Today, Google is alone in offering its own cross-carrier wireless service, but it probably won't be for long.
Two year contracts are becoming a thing of the past, thanks in large part to carriers like T-Mobile and to new financing schemes from Apple. But it's still a bit of a pain to switch. You still have to have to sign up for a new service, have your number ported over and get a new SIM card. And even if your phone is unlocked, there's still a chance it won't work on the carrier of your choosing if it wasn't designed to handle both the GSM networks used by AT&T and T-Mobile and the CDMA networks used by Sprint and Verizon. But that's starting to change. If you want a preview of the future, a future that started become clear in 2015, take a look at Google's Project Fi.
Project Fi, which is still invite-only, is a wireless service that rides on both T-Mobile and Sprint's networks, depending on which one has the strongest signal. If local WiFi is available, it will switch to that network, and even route calls over it. Instead of paying a monthly fee to both T-Mobile and Sprint, customers pay Google a lump fee, and Google handles paying out the carriers.
The magic behind Google-Fi is a new type of SIM card created by a German company called G&D, or Giesecke & Devrient. SIM (short for "subscriber identification module") cards are essentially tiny computers that handle the complexities of authenticating your phone whenever you switch between different cell towers. Typically, these have been built to handle authentication on one and only one carrier's towers, but G&D's SIM cards allow Google to handle authentication across multiple carriers, including both GSM and CDMA networks. That enables Google's phones to seek out which ever carrier happens to offer the best signal at any given moment.
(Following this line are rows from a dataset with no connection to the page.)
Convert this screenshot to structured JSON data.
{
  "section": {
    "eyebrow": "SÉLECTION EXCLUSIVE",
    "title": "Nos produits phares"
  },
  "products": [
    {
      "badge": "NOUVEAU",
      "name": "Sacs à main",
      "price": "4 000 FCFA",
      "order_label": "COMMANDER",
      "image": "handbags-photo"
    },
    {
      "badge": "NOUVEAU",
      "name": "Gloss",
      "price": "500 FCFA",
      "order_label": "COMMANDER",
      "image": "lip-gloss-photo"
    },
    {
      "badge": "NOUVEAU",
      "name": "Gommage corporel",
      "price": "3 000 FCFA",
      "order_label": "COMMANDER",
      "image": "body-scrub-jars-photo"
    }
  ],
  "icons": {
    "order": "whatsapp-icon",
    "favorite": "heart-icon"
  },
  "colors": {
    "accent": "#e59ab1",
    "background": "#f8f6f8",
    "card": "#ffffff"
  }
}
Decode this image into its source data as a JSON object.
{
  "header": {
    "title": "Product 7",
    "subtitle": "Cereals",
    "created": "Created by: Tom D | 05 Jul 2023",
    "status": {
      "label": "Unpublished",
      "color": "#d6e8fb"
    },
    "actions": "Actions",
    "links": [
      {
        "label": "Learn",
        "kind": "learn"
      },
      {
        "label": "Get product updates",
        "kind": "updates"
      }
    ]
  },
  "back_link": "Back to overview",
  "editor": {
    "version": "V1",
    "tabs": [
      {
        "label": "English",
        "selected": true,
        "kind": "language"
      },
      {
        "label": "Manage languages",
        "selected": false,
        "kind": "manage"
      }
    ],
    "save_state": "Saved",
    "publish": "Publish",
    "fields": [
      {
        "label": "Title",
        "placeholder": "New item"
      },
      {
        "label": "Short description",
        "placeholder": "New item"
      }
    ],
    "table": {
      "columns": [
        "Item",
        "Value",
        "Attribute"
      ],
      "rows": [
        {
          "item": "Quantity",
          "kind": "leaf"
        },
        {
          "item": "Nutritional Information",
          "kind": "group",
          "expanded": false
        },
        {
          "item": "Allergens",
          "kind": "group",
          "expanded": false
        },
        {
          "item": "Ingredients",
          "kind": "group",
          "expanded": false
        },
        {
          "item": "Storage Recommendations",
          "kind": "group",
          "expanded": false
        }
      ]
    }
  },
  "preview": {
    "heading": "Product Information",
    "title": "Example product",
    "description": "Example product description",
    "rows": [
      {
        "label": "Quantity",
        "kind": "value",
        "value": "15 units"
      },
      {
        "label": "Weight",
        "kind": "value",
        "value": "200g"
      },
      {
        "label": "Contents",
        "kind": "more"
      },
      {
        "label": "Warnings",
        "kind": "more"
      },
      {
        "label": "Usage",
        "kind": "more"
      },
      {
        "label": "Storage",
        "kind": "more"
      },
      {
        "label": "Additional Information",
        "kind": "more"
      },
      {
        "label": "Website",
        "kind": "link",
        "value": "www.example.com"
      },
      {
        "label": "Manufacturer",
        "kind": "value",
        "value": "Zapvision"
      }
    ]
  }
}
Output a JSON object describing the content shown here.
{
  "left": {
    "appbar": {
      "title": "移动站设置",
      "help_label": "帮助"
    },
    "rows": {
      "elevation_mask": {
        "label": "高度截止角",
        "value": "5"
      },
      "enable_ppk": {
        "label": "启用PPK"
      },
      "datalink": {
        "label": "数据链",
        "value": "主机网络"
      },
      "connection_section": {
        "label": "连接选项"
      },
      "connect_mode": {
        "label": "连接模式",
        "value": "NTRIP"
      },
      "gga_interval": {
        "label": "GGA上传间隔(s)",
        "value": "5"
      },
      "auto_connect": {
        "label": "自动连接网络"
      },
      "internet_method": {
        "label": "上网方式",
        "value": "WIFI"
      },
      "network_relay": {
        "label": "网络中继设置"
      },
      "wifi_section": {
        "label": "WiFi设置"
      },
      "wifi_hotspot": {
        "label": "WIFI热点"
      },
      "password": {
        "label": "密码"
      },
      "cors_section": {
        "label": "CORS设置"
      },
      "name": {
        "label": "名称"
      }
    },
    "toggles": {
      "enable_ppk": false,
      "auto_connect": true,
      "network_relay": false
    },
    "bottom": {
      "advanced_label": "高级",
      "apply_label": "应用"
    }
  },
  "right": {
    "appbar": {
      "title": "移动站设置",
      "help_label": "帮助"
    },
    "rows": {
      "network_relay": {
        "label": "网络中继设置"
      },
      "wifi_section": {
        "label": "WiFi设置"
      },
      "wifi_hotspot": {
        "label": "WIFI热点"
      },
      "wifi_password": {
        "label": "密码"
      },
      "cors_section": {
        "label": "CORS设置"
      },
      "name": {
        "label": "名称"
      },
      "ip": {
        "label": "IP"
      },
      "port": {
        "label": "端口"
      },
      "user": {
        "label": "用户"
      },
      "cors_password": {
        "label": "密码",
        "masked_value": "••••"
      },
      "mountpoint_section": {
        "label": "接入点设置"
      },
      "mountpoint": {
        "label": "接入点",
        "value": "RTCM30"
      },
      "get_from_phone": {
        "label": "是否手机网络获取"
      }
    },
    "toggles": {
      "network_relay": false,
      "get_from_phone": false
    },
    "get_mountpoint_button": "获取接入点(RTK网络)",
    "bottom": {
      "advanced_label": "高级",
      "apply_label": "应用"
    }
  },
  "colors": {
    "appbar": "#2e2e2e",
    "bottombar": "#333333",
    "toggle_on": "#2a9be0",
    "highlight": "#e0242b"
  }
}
This is a complicated process, and the kinks haven't all been sorted out, which is probably why reviews of Project Fi have been so mixed. Plus, Project Fi is still only available to a small group of people. Google only has two networks on board, and it's possible that neither one would be game for a wider roll-out of the service (to say nothing of the conspicuous absence of AT&T and Verizon). And though it can move your call from a cellular network to WiFi if the signal is better, it can't reverse that process and transfer your WiFi call to a cellular network.
Most tellingly, Project Fi is only fully supported on Google's Nexus phones. The company did just announce support for a few tablets, including certain iPads and Samsung devices, but Project Fi will only provide data, not voice service, to these gadgets, and it will only work on T-Mobile's network, not Sprint.